Celebrate pattern and color by displaying kids’ artwork prominently

If, however, your taste leans towards bolder colors, don’t shy away from them. Wells specializes in creating spaces both children and adults can enjoy. “The space is so much more vibrant when you really celebrate everyone in the design,” she says. One simple way she proposes doing this is by hanging kids’ artwork throughout the home. If you’re concerned about the art fitting in, Wells suggests using colors that work in your home. “If all fails, give them black tempera paint cakes and a one-inch foam brush,” she adds. 

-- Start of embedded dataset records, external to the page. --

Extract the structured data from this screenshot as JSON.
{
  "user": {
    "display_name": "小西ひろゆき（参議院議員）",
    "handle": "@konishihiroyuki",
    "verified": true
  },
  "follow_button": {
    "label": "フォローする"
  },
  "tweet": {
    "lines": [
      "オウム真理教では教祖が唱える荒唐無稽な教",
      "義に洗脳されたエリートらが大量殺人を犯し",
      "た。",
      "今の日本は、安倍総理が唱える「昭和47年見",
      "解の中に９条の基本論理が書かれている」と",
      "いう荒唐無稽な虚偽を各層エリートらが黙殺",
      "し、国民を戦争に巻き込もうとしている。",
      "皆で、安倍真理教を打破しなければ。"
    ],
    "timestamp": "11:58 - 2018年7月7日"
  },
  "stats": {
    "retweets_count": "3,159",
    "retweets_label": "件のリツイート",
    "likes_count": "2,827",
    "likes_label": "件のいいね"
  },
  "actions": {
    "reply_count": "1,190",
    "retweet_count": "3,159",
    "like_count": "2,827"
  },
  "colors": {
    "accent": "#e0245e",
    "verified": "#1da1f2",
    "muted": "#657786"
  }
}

For fabrics, Wells recommends using a lot of color and pattern. “[Colorful fabrics] are great not only for bringing a space to life,” she says, “but also for making stains and spills harder to see.” Johnson took a carefree approach to textiles: “I didn’t compromise … I chose colorful textiles, and they survived better than expected!”

Rooms are more playful with small, unexpected elements, like — yes — plastic toys!

Johnson says, “Rooms shouldn’t take themselves too seriously.” In other words, try adding an unexpected element, such as an orange plastic dinosaur on your coffee table. Wells did just that, and says it “adds some fun and punchiness” to her living room décor. Wells doesn’t recommend displaying just any toy in the living space, but ones that blend well with the space, like baskets full of toy cars. 

Wells also enjoys including kids’ books on the coffee table that adults will get a kick out of too. “What adult doesn’t want to learn something about Frida Kahlo or read ‘Your Inner Critic is a Big Jerk?’” she asks.  

(Fun fact: the art hanging over the mantle in the living room was painted by Wells’ now-8-year-old son when he was 3). 

Pair the statement-making luxe items with more affordable, basic ones

As parents, we want our rooms to look nice and yet be affordable, right? Wells recommends strategizing about saving and splurging. She suggests spending more on certain kids’ furnishings if it will be part of the living space; and pairing it with something more affordable, like the small table that goes with the pricier, statement-making bunny chairs in her own home. “You can also buy modestly priced lamps, and spend more money on lampshades,” says Wells.  

Be cautious with breakables — but not too precious

When considering what to do about breakable items, Wells offers, “You can have breakable things, but put them up higher on a mantle or on display shelves.” All in all, she warns against comparing your home to perfectly styled homes seen in magazines. “Our homes aren’t going to be perfect .… That’s a sign of a life being lived. Have a sense of humor and embrace imperfection. The images you see online are styled for a photo shoot.”